Action item ▸ Check every line below for the word "iCloud" and copy each one that has it.

Excerpts from an interface dataset ▸
---

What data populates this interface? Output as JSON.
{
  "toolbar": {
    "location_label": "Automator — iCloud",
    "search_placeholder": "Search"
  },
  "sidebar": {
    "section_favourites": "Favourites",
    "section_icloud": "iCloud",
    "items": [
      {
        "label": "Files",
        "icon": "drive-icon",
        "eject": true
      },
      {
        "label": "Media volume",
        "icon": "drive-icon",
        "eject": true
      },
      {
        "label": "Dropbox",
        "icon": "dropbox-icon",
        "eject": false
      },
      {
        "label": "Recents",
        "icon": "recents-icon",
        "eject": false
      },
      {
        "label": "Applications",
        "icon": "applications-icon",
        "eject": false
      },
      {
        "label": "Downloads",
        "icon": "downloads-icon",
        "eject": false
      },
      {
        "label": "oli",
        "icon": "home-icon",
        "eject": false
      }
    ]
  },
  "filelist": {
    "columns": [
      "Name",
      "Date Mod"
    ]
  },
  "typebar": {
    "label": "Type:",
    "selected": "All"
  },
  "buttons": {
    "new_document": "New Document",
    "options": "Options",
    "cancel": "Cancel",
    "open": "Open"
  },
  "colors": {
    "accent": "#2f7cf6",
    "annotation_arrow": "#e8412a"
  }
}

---

Result of the task ▸
    "location_label": "Automator — iCloud",
    "section_icloud": "iCloud",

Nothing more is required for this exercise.